Not so simple. Being a great teacher takes time. It takes experience, knowledge, the ability to keep constantly learning and failing and doing it all again. All of that leads to exhaustion - physically and mentally. I started this journey two years ago and now I’m into IT. It requires one to always be a student even when you are the teacher. And as I delve deeper and deeper each day, I’m learning more and more how to listen to myself. There are times when I am so drained, I feel like an empty vessel ready to float away. Often after a day of teaching and studying, the mere act of talking can be a chore worse than cleaning the bathroom. 

The thing is, is that I do love teaching. I love being tired at the end of the day from working hard and not from being irritated from whatever office politics I had to deal with. I worked my body, my heart, my soul fully. But when one does that, we must refill our coffers so to speak. We have to refill so we have more to give. When something speaks to us, we have to go for it. And for me, that’s baking. Yesterday specifically, graham crackers. 

I first made them for Valentines Day. My Valentine is into them, specifically when they are layered in-between chocolate pudding. I made both from scratch, because that’s what I like to do. I used this graham cracker recipe from Food52. It was good but the graham flour made things a bit too nutty for me. Yesterday I delved into this recipe from Nancy Silverton's Pastries from the La Brea Bakery as found on Smitten Kitchen and 101Cookbooks. The result was much much better and while it required the extra step of re-chilling the dough before baking,  it was totally worth the extra time.  Next time I will replace a 1/2 cup of the flour with graham flour to see how that effects things. The bake time calls for 25 minutes. This makes a very crisp cracker. I would check after 20. I pulled mine out after 22 minutes. Enjoy!

Graham Crackers

2 1/2 cups plus 2 tablespoons unbleached pastry flour or unbleached all-purpose flour

1 cup dark brown sugar, lightly packed

1 teaspoon baking soda

3/4 teaspoon kosher salt

7 tablespoons (3 1/2 ounces) unsalted butter, cut into 1-inch cubes and frozen

1/3 cup mild-flavored honey, such as clover

5 tablespoons whole milk

2 tablespoons pure vanilla extract

For the topping:
3 tablespoons granulated sugar
1 teaspoon ground cinnamon

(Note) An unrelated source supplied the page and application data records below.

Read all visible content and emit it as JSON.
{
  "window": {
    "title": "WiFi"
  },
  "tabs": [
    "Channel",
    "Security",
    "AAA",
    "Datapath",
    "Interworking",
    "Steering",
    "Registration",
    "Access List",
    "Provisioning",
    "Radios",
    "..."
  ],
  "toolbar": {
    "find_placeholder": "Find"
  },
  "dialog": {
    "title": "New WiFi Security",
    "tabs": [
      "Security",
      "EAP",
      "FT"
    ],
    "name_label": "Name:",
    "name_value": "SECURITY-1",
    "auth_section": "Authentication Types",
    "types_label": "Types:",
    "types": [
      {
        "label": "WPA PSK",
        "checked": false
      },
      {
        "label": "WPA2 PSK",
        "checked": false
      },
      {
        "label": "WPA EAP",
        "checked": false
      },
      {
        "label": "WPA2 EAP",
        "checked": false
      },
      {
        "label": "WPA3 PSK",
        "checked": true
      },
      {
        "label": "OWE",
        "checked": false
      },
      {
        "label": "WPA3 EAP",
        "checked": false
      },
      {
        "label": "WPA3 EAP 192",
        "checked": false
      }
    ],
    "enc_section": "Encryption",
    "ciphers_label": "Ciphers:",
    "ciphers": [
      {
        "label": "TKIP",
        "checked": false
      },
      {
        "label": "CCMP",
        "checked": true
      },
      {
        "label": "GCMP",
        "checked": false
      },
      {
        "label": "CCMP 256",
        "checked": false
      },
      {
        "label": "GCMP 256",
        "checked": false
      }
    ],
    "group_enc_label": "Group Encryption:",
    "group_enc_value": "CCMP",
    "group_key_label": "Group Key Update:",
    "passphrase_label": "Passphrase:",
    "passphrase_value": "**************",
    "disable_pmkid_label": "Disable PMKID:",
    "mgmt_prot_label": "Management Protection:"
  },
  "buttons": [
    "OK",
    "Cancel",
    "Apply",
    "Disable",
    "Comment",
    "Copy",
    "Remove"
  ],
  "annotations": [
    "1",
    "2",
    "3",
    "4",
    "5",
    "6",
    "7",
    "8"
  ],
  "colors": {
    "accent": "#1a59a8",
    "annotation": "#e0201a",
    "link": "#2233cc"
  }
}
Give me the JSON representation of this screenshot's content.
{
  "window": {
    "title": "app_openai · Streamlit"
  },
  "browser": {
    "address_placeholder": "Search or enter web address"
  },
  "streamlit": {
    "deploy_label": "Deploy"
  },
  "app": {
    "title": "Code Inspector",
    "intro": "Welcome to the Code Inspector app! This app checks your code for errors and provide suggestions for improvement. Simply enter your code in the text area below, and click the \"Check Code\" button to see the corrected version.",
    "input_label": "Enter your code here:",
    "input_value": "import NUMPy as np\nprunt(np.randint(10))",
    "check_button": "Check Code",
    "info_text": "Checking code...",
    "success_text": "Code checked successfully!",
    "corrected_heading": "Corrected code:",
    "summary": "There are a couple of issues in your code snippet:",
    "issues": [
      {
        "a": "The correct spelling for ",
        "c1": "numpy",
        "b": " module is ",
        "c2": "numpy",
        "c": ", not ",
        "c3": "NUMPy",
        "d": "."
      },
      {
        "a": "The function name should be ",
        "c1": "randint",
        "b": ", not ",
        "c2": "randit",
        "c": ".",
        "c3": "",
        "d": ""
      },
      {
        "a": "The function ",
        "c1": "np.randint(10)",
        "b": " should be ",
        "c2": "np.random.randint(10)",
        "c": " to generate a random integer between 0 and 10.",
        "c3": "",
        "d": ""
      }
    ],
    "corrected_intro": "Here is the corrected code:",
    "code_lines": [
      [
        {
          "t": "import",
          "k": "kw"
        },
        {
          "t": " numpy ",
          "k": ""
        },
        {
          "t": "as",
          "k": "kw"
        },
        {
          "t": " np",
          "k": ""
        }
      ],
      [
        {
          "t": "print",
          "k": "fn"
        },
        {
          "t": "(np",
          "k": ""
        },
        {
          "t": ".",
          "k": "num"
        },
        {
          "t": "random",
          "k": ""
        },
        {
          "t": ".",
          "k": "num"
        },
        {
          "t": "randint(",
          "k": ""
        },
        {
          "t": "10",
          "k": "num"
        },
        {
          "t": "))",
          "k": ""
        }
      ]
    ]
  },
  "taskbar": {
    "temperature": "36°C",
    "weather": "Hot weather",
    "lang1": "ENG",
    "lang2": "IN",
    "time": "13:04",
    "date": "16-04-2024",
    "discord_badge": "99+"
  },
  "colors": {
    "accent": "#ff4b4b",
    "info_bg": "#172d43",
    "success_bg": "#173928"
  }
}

In the bowl of a food processor fitted with the steel blade or in the bowl of an electric mixer fitted with the paddle attachment, combine the flour, brown sugar, baking soda, and salt. Pulse or mix on low to incorporate. Add the butter and pulse on and off on and off, or mix on low, until the mixture is the consistency of a coarse meal.



In a small bowl, whisk together the honey, milk, and vanilla extract. Add to the flour mixture and pulse on and off a few times or mix on low until the dough barely comes together. It will be very soft and sticky.

Turn the dough out onto a lightly floured work surface and pat the dough into a rectangle about 1 inch thick. Wrap in plastic and chill until firm, about 2 hours or overnight.

To prepare the topping: In a small bowl, combine the sugar and cinnamon, and set aside.

Divide the dough in half and return one half to the refrigerator. Sift an even layer of flour onto the work surface and roll the dough into a long rectangle about 1/8 inch thick. The dough will be sticky, so flour as necessary. Trim the edges of the rectangle to 4 inches wide. Working with the shorter side of the rectangle parallel to the work surface, cut the strip every 4 1/2 inches to make 4 crackers. Gather the scraps together and set aside. Place the crackers on one or two parchment-lined baking sheets and sprinkle with the topping. Chill until firm, about 30 to 45 minutes. Repeat with the second batch of dough.

Adjust the oven rack to the upper and lower positions and preheat the oven to 350 degrees.

Gather the scraps together into a ball, chill until firm, and reroll. Dust the surface with more flour and roll out the dough to get about two or three more crackers.

Mark a vertical line down the middle of each cracker, being careful not to cut through the dough. Using a toothpick or skewer, prick the dough to form two dotted rows about 1/2 inch for each side of the dividing line.

Bake for 25 minutes, until browned and slightly firm to the tough, rotating the sheets halfway through to ensure even baking.